Providing a unique and accessible approach, The Fragment Molecular Orbital Method: Practical Applications to Large Molecular Systems is for those researchers eager to obtain useful information from electronic structure calculations of large systems, and for those who wish to know what can be elucidated with the calculations at present and in the near future. The text emphasizes the practical aspects, with as little mathematical detail as possible and in language that is easy to understand.
The free modeling software Facio, in which FMO-related functions are implemented, is provided on the accompanying CD-ROM, which also provides input file samples, usage hints, annotated output from typical calculations, easy-to-follow tutorial material, and AppliGuide movies that show the sequence of mouse operations for data processing.
The book encourages readers to perform their own calculations — describing the features of the freely available FMO programs (GAMESS and ABINIT-MP) and reviewing many successful applications of the FMO method to practical problems. Filled with practical advice from the inventors of the method and from world-renowned contributors, this reference provides general scientists with the foundation required to use FMO computational methods in a wide range of biomolecular applications, including drug design, protein–ligand binding, enzyme reactivity, and light-driven processes.
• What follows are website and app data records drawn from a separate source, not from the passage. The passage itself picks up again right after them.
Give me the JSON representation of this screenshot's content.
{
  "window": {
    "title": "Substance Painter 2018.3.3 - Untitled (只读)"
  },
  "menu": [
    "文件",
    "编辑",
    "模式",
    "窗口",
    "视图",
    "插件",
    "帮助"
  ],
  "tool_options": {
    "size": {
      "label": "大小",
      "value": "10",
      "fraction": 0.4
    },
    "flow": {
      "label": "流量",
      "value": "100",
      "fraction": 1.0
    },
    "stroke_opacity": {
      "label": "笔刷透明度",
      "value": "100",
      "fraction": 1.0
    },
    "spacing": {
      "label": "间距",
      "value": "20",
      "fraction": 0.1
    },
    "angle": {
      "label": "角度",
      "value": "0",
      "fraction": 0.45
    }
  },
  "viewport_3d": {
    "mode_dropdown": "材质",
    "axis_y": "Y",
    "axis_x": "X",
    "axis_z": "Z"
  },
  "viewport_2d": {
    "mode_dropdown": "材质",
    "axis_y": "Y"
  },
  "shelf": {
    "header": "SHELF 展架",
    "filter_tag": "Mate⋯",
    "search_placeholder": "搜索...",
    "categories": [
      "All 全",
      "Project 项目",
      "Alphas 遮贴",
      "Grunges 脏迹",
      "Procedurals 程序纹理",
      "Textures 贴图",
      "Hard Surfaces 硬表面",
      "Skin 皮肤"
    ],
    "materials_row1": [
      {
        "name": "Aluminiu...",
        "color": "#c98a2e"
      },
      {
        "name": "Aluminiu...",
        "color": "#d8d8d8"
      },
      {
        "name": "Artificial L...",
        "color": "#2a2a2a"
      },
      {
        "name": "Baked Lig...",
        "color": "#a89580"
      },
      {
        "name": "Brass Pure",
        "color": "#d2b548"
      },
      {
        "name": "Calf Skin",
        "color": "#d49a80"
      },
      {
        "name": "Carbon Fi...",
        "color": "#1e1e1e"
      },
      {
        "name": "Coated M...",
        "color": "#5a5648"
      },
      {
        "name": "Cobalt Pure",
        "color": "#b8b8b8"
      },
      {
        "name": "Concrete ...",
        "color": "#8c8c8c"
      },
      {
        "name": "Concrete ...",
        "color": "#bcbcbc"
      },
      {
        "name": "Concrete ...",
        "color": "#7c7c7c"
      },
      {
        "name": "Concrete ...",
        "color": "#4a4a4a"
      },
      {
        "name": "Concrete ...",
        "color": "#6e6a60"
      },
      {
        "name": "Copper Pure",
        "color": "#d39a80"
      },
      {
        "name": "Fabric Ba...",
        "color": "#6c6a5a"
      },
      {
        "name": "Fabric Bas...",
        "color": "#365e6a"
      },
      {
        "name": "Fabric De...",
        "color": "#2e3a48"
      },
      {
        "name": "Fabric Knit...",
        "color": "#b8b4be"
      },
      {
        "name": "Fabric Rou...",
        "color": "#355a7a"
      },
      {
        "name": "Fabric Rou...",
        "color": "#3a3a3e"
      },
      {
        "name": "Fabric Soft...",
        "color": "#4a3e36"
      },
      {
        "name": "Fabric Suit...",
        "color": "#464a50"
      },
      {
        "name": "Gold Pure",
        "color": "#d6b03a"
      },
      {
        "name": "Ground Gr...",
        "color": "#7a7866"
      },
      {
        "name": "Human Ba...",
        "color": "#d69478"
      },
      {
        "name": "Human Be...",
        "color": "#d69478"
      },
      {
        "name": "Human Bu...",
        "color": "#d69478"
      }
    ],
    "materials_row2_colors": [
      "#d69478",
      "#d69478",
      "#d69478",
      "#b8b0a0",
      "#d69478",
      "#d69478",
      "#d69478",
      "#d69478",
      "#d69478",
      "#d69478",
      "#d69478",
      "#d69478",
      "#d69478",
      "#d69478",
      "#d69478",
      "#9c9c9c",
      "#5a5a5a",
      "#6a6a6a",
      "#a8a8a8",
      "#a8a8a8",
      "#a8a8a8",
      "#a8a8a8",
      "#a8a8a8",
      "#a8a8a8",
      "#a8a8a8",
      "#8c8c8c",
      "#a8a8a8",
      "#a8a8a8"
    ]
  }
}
Developers interested in extending FMO capabilities or in advancing their own methods will find sufficient information and mathematical detail to encourage method development.
Each of the 11 chapters, that make up the book, range over all the different aspects of FMO. These include its theoretical background and implementation in the widely used computer program GAMESS, discussion of ground and excited states, correlation energy, time dependent and time independent calculations, application to proteins, molecular dynamics, and chemical reactions in solution. In brief practically every aspect of FMO is considered that may be of interest within chemistry, physics, and biology applications of the technique. Thus, if quantum calculations of bigmolecules are of interest, this book is a must read.
― Lou Massa, Hunter College, City University of New York, in International Journal of Quantum Chemistry, online August 2010